Available data –
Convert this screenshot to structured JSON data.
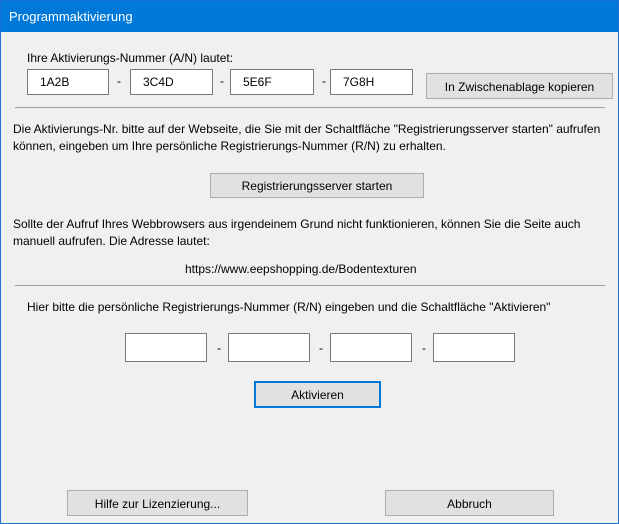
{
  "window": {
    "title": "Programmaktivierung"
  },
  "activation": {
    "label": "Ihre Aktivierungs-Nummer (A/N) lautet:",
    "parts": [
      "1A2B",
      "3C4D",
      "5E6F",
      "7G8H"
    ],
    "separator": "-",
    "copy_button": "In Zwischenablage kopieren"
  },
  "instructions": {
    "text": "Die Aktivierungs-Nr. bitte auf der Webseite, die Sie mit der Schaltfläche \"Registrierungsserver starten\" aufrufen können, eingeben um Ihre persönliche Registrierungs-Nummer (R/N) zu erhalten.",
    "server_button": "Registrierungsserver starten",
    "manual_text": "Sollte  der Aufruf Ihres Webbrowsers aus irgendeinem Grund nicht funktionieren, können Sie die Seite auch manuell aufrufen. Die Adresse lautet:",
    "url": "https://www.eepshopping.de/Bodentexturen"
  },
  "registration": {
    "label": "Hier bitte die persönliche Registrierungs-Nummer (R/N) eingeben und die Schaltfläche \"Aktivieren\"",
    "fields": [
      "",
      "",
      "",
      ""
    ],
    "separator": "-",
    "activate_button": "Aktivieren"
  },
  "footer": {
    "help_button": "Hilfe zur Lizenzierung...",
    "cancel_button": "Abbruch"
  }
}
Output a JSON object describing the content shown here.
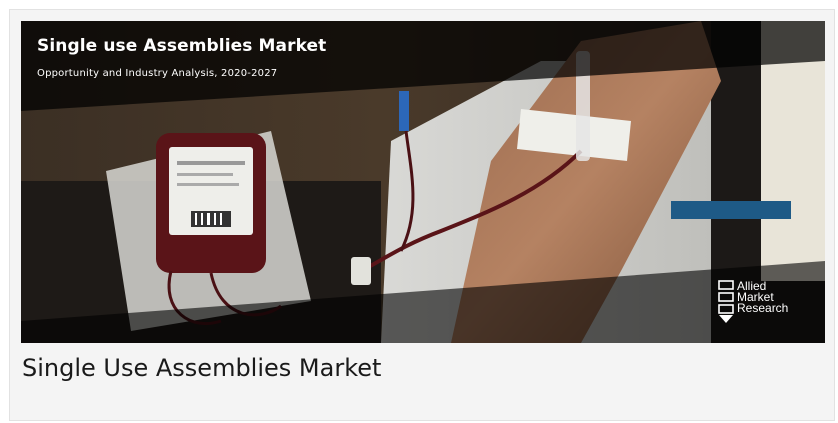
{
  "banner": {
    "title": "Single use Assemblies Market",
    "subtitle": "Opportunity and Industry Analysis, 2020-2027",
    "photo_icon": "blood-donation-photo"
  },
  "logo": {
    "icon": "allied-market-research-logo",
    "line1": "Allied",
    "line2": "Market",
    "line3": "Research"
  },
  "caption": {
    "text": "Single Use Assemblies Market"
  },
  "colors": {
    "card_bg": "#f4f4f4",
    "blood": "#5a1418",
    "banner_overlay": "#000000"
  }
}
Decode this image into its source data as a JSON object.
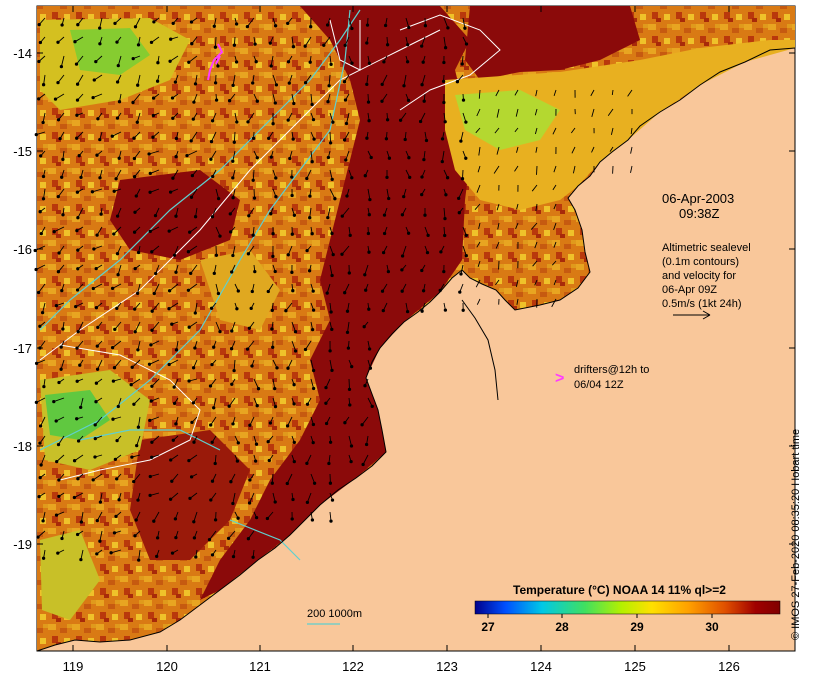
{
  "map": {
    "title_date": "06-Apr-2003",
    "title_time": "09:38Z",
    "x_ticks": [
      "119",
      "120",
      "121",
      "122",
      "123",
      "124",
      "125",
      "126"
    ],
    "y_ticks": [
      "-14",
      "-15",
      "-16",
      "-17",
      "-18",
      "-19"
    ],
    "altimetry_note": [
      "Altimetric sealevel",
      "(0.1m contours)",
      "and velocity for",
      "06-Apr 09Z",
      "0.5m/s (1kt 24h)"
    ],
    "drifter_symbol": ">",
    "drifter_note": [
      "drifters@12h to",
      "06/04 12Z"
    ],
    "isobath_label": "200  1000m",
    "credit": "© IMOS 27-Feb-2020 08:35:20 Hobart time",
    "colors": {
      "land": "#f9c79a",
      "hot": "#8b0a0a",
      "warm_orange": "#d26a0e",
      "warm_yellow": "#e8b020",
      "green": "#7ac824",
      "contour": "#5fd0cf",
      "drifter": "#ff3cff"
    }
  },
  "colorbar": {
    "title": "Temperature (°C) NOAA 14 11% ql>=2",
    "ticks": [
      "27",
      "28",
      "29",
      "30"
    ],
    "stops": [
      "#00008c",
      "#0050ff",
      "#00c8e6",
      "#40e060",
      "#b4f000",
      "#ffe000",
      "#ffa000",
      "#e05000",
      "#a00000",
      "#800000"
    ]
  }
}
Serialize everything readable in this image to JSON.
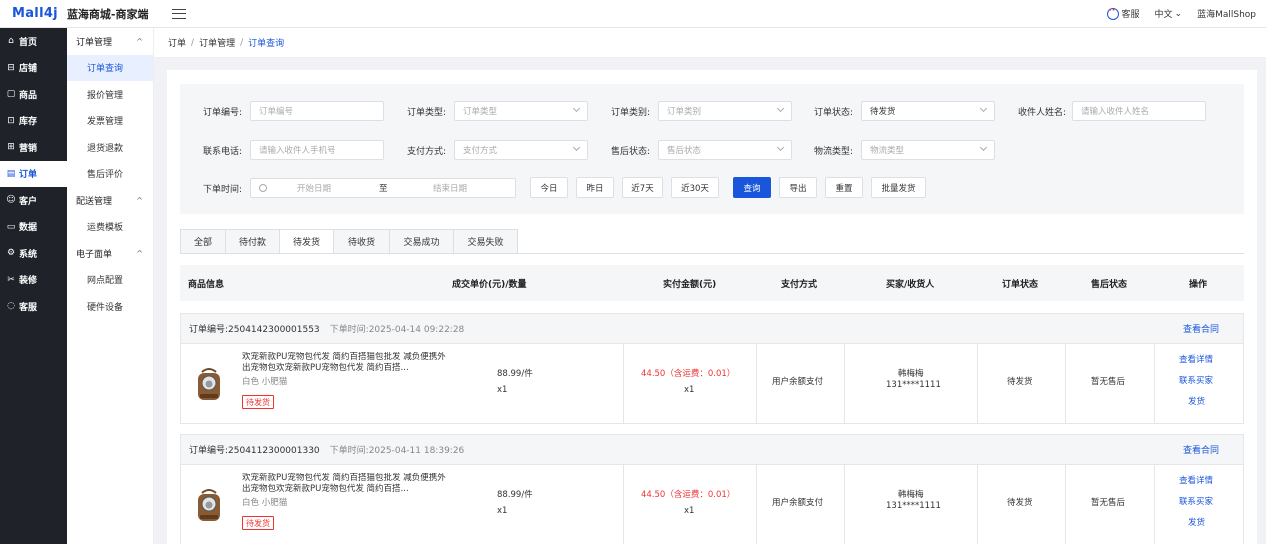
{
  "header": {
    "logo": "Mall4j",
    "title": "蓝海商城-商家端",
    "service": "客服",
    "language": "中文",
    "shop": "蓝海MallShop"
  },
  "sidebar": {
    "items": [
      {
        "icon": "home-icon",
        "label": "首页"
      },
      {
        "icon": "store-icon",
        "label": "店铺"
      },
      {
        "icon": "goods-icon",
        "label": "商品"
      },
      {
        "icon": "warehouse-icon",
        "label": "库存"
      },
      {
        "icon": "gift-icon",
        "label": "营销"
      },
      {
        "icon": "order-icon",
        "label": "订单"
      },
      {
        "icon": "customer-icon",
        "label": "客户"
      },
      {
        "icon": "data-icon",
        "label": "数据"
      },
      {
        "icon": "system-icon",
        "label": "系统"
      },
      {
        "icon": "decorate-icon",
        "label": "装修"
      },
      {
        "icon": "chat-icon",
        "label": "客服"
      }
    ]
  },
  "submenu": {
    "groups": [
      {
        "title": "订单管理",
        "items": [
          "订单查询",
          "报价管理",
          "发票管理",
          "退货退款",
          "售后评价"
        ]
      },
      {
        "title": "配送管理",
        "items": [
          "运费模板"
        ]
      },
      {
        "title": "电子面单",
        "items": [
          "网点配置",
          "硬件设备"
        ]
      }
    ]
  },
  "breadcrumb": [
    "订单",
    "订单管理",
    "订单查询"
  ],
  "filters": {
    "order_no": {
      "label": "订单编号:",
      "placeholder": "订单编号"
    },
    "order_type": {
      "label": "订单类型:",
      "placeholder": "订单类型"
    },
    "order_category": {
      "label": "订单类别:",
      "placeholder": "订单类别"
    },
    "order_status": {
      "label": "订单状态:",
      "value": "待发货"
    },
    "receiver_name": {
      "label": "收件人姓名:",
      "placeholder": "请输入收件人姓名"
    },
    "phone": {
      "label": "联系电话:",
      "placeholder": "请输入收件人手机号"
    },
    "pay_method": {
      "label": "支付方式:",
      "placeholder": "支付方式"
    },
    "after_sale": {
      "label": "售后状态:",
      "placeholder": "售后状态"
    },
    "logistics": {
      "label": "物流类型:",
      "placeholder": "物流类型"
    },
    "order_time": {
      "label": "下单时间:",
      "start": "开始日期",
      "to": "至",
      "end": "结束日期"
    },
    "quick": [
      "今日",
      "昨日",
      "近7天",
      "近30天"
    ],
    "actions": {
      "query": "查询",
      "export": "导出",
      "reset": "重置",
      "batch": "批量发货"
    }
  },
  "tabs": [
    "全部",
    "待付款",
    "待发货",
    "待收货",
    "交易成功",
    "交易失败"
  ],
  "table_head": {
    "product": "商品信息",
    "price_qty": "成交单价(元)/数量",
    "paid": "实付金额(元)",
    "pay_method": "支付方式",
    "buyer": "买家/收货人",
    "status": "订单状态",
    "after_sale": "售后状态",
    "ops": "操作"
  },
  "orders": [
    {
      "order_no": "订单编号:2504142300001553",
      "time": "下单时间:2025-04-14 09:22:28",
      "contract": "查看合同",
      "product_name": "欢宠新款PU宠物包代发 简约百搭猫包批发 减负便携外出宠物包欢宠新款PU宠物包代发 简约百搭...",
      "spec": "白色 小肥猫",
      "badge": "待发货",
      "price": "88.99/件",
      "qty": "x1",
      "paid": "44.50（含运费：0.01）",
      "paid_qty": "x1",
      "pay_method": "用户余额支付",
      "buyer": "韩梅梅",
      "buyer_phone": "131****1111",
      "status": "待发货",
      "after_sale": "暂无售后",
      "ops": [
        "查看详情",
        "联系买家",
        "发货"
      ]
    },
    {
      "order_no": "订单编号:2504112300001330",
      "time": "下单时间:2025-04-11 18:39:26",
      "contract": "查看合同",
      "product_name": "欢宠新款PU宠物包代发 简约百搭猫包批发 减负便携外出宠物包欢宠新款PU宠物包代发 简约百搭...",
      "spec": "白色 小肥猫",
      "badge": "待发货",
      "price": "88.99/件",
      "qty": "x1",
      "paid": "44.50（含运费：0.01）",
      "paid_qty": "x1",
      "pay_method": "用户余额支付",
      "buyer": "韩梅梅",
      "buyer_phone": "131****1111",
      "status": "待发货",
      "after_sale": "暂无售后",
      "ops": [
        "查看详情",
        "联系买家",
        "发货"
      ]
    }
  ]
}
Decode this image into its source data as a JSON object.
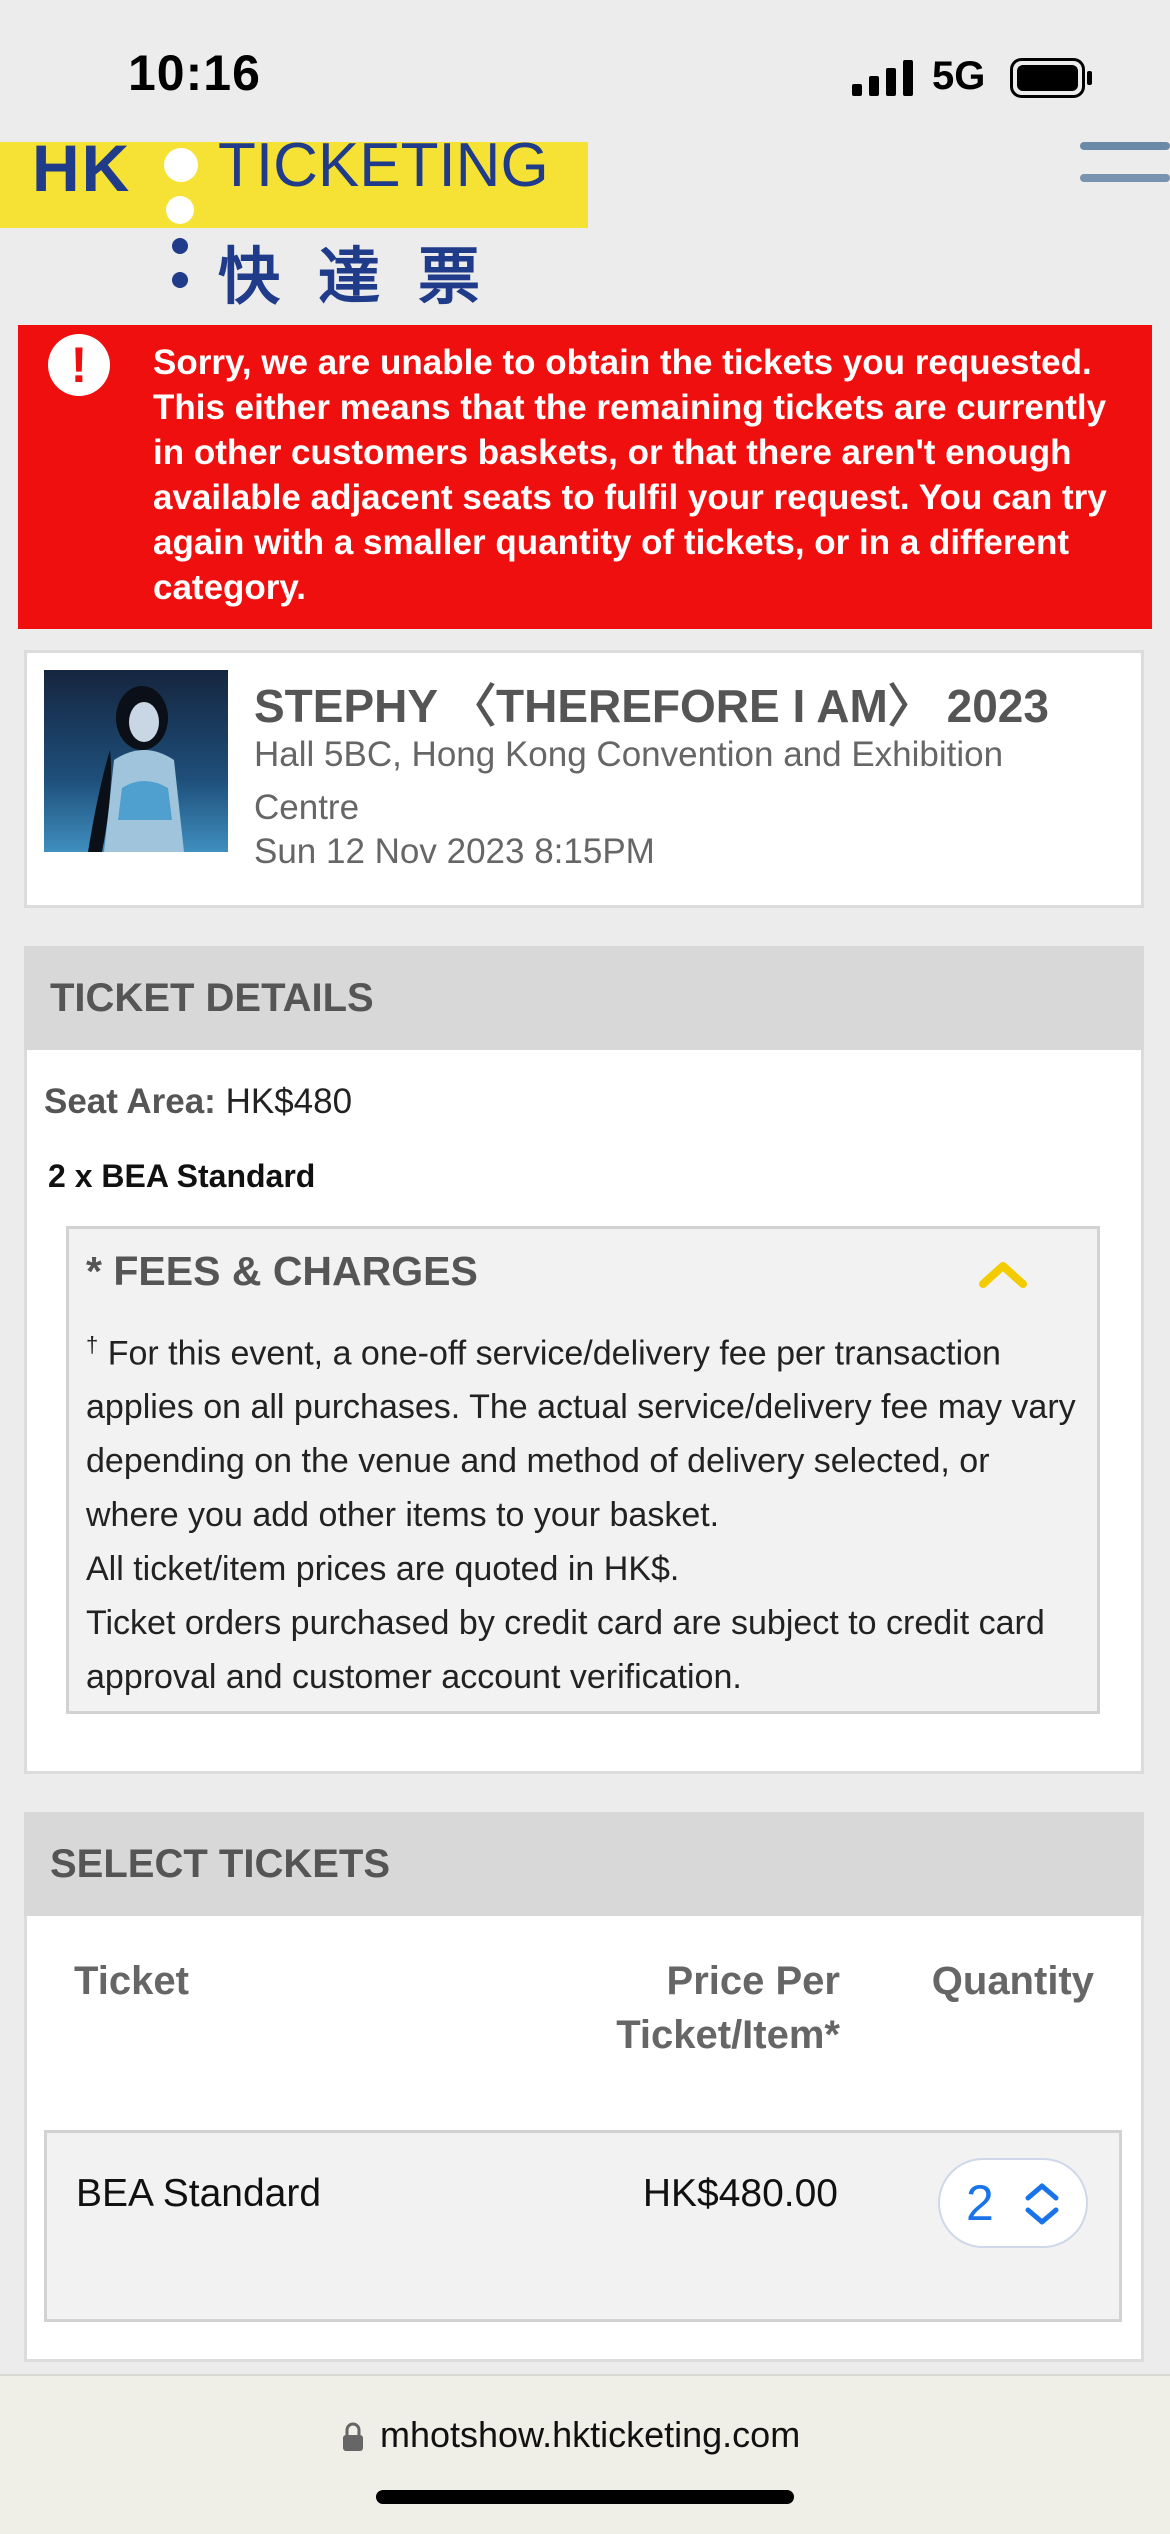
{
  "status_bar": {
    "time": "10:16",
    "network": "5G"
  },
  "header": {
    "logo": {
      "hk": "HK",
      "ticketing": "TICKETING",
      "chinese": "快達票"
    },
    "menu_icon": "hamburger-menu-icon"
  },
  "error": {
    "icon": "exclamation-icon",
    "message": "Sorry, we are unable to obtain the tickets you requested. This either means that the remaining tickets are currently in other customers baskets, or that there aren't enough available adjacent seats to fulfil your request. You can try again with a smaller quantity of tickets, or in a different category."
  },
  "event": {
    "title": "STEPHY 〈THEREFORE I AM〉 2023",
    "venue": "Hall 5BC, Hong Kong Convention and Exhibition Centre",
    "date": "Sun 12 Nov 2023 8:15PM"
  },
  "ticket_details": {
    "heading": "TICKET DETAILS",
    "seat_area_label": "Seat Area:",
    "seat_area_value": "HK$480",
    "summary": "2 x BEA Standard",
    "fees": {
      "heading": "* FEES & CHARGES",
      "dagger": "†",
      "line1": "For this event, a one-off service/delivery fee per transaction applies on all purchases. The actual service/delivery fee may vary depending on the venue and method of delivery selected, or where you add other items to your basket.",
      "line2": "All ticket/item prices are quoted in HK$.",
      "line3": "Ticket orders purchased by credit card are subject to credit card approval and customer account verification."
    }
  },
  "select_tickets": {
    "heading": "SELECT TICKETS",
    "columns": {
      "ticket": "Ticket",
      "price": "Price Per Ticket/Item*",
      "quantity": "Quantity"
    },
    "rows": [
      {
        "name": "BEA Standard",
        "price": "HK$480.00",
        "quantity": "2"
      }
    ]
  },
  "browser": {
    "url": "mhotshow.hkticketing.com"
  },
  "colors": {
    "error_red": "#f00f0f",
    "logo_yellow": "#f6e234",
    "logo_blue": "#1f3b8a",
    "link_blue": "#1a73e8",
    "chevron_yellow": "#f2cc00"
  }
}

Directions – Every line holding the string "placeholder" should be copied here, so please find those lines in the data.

Written solution –
      "placeholder": "订单编号"
      "placeholder": "订单类型"
      "placeholder": "订单类别"
      "placeholder": "请输入收件人姓名"
      "placeholder": "请输入收件人手机号"
      "placeholder": "支付方式"
      "placeholder": "售后状态"
      "placeholder": "物流类型"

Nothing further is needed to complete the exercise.